The COVID-19 pandemic and its consequences represent a major challenge to the mental health and well-being of the general population. Building on previous work on the potential long-term benefits of psychedelics, we hypothesized that lifetime use of these drugs could be linked to better mental health indicators in the context of the ongoing pandemic.
Two anonymous online surveys were conducted between April and June 2020, including questions about lifetime experience with psychedelics and other psychoactive drugs, and psychometric scales designed to measure personality traits, anxiety, negative, and positive affect, well-being, and resilience.

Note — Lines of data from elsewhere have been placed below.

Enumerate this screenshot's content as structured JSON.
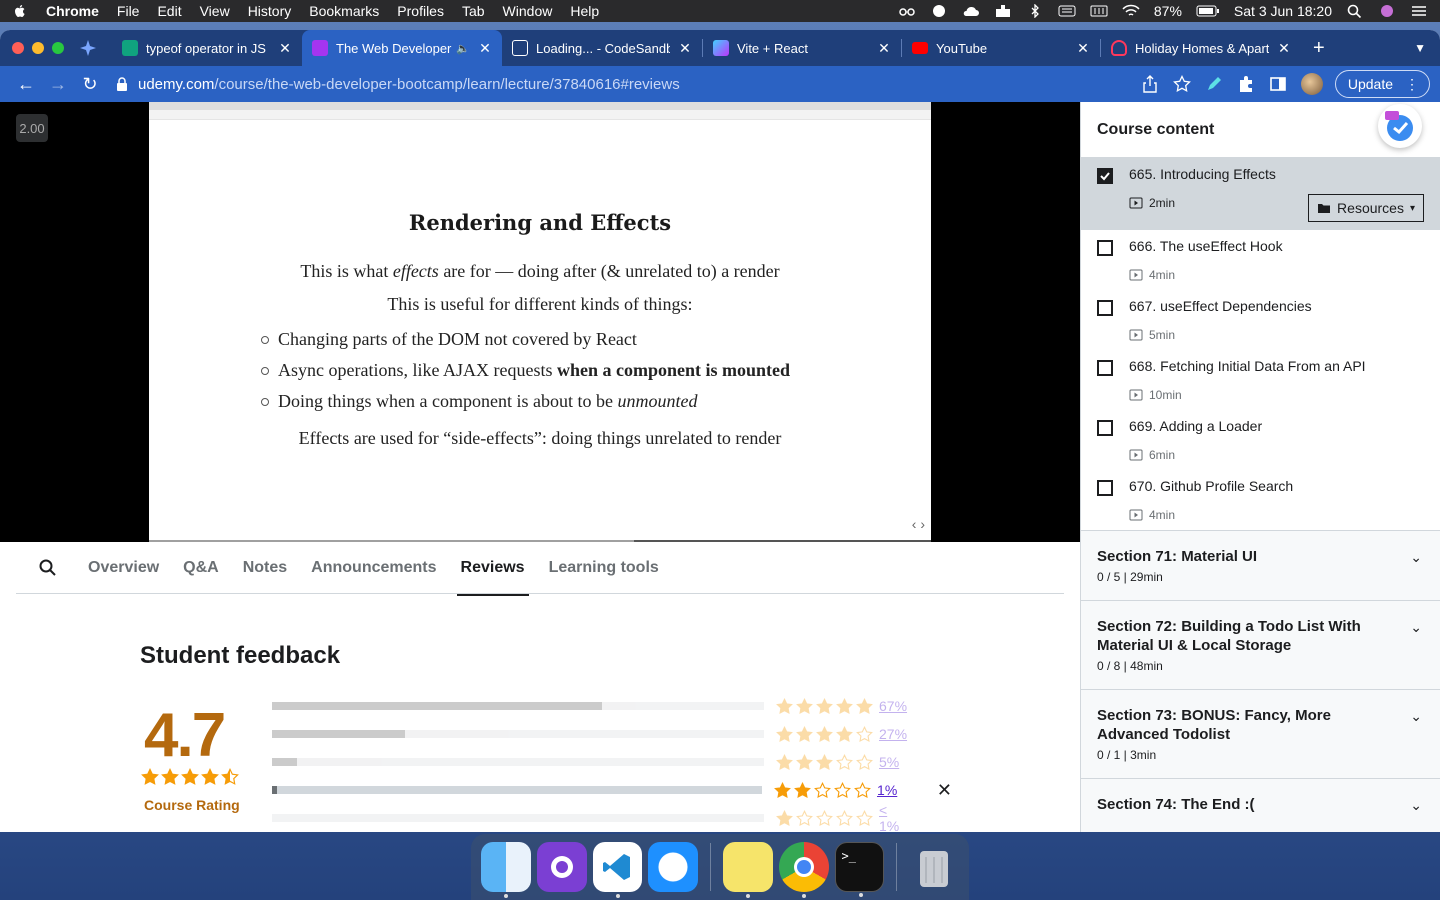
{
  "menubar": {
    "app": "Chrome",
    "items": [
      "File",
      "Edit",
      "View",
      "History",
      "Bookmarks",
      "Profiles",
      "Tab",
      "Window",
      "Help"
    ],
    "battery": "87%",
    "datetime": "Sat 3 Jun  18:20"
  },
  "tabs": [
    {
      "title": "typeof operator in JS",
      "color": "#10a37f"
    },
    {
      "title": "The Web Developer",
      "color": "#a435f0"
    },
    {
      "title": "Loading... - CodeSandb",
      "color": "#ffffff"
    },
    {
      "title": "Vite + React",
      "color": "#bd34fe"
    },
    {
      "title": "YouTube",
      "color": "#ff0000"
    },
    {
      "title": "Holiday Homes & Apartn",
      "color": "#ff385c"
    }
  ],
  "address": {
    "host": "udemy.com",
    "path": "/course/the-web-developer-bootcamp/learn/lecture/37840616#reviews"
  },
  "update_label": "Update",
  "player": {
    "speed": "2.00",
    "progress": 0.62,
    "slide": {
      "title": "Rendering and Effects",
      "line1_pre": "This is what ",
      "line1_em": "effects",
      "line1_post": " are for — doing after (& unrelated to) a render",
      "line2": "This is useful for different kinds of things:",
      "bullet1": "Changing parts of the DOM not covered by React",
      "bullet2_pre": "Async operations, like AJAX requests ",
      "bullet2_bold": "when a component is mounted",
      "bullet3_pre": "Doing things when a component is about to be ",
      "bullet3_em": "unmounted",
      "line3": "Effects are used for “side-effects”: doing things unrelated to render"
    }
  },
  "lecture_tabs": [
    "Overview",
    "Q&A",
    "Notes",
    "Announcements",
    "Reviews",
    "Learning tools"
  ],
  "feedback": {
    "title": "Student feedback",
    "rating": "4.7",
    "rating_value": 4.7,
    "rating_label": "Course Rating",
    "rows": [
      {
        "stars": 5,
        "pct_label": "67%",
        "pct": 67
      },
      {
        "stars": 4,
        "pct_label": "27%",
        "pct": 27
      },
      {
        "stars": 3,
        "pct_label": "5%",
        "pct": 5
      },
      {
        "stars": 2,
        "pct_label": "1%",
        "pct": 1
      },
      {
        "stars": 1,
        "pct_label": "< 1%",
        "pct": 0
      }
    ]
  },
  "sidebar": {
    "title": "Course content",
    "lectures": [
      {
        "title": "665. Introducing Effects",
        "duration": "2min",
        "checked": true
      },
      {
        "title": "666. The useEffect Hook",
        "duration": "4min",
        "checked": false
      },
      {
        "title": "667. useEffect Dependencies",
        "duration": "5min",
        "checked": false
      },
      {
        "title": "668. Fetching Initial Data From an API",
        "duration": "10min",
        "checked": false
      },
      {
        "title": "669. Adding a Loader",
        "duration": "6min",
        "checked": false
      },
      {
        "title": "670. Github Profile Search",
        "duration": "4min",
        "checked": false
      }
    ],
    "resources_label": "Resources",
    "sections": [
      {
        "title": "Section 71: Material UI",
        "meta": "0 / 5 | 29min"
      },
      {
        "title": "Section 72: Building a Todo List With Material UI & Local Storage",
        "meta": "0 / 8 | 48min"
      },
      {
        "title": "Section 73: BONUS: Fancy, More Advanced Todolist",
        "meta": "0 / 1 | 3min"
      },
      {
        "title": "Section 74: The End :(",
        "meta": ""
      }
    ]
  },
  "colors": {
    "accent": "#2b62c3",
    "rating": "#b4690e",
    "star": "#f69c08",
    "link": "#5624d0"
  }
}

Principal component analysis was applied to divide the sample into groups of subjects based on their drug use reports.
Five thousand six hundred eighteen participants (29.15 0.12 years, 71.97% female) completed both surveys and met the inclusion criteria, with 32.43% of the sample reporting at least one use of a psychedelic drug. Preliminary analyses showed that certain psychedelics were linked to improved mental health indicators, while other psychoactive drugs exhibited the opposite behavior. Lifetime psychedelic use was linked to increased openness and decreased conscientiousness, and to higher scores of positive affect. The reported number of past psychedelic experiences predicted higher scores of the secondary personality trait beta factor, which has been interpreted as a measure of plasticity. No significant associations between lifetime use of psychedelics and indicators of impaired mental health were observed.

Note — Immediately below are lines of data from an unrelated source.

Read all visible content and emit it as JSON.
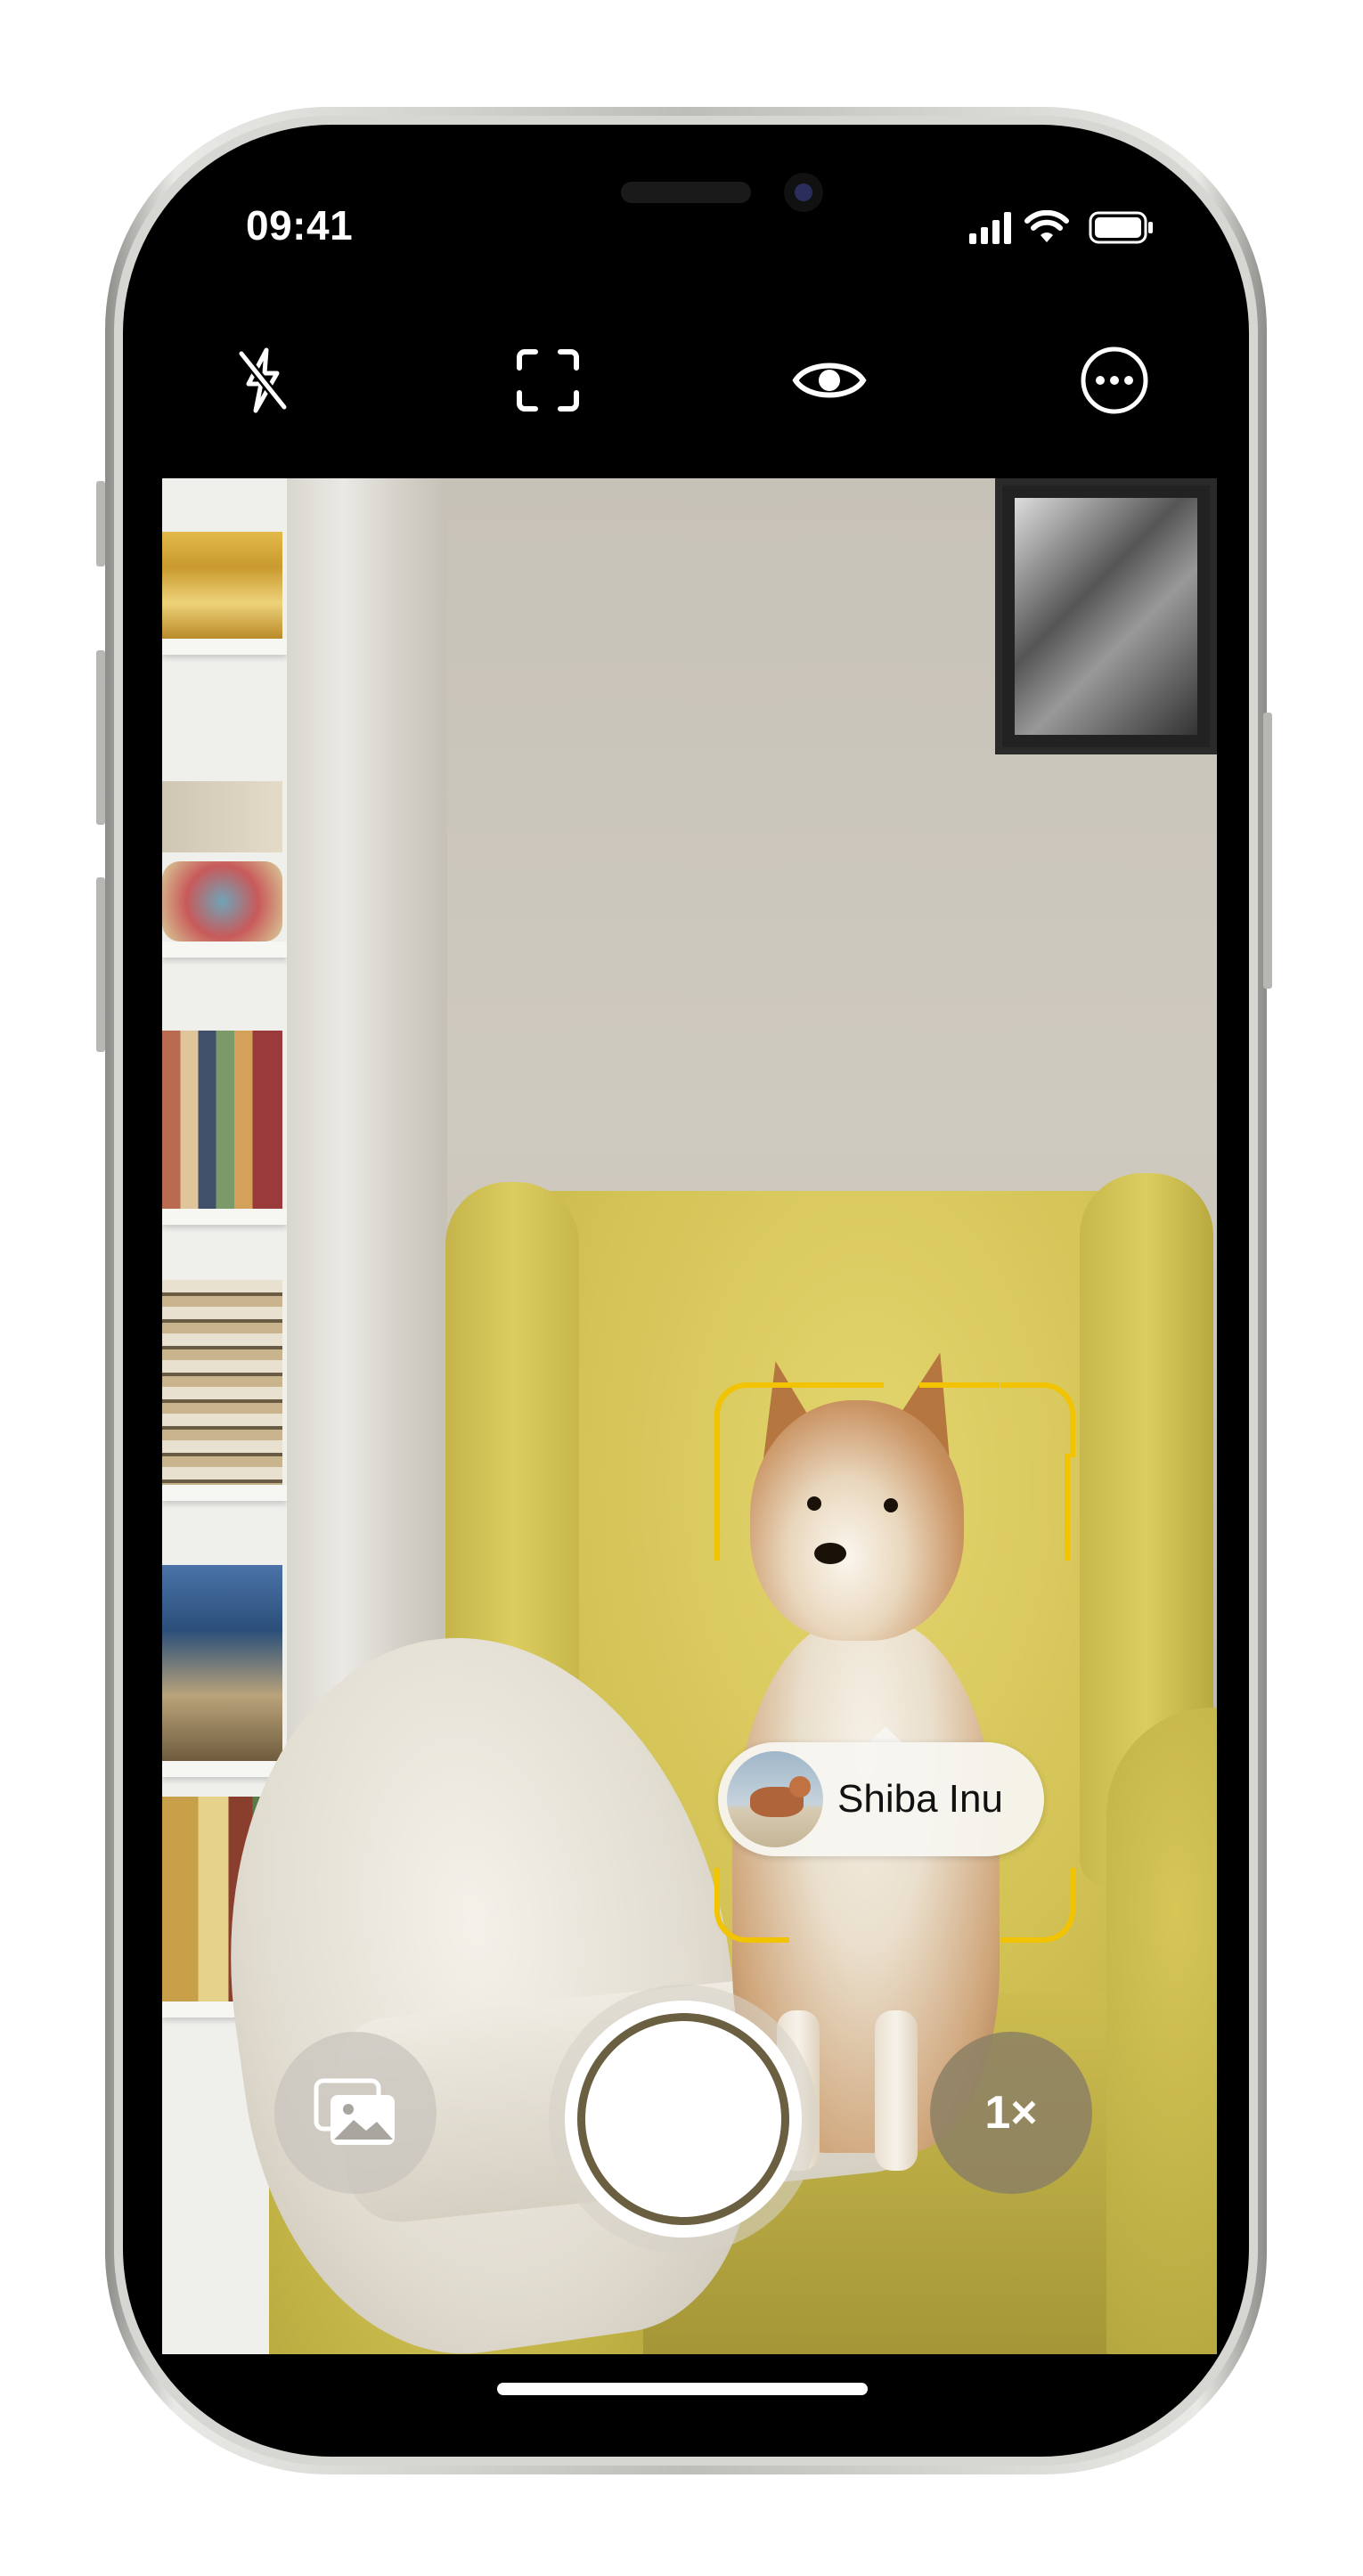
{
  "status_bar": {
    "time": "09:41"
  },
  "toolbar": {
    "items": [
      {
        "icon": "flash-off-icon"
      },
      {
        "icon": "scan-frame-icon"
      },
      {
        "icon": "eye-icon"
      },
      {
        "icon": "more-options-icon"
      }
    ]
  },
  "detection": {
    "label": "Shiba Inu",
    "bracket_color": "#f1c300"
  },
  "controls": {
    "photo_library_icon": "photo-library-icon",
    "zoom_label": "1×"
  }
}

We did not find evidence of an association between lifetime use of psychedelics and poor mental health indicators. Conversely, experience with psychedelic drugs was linked to increased positive affect and to personality traits that favor resilience and stability in the light of the ongoing crisis.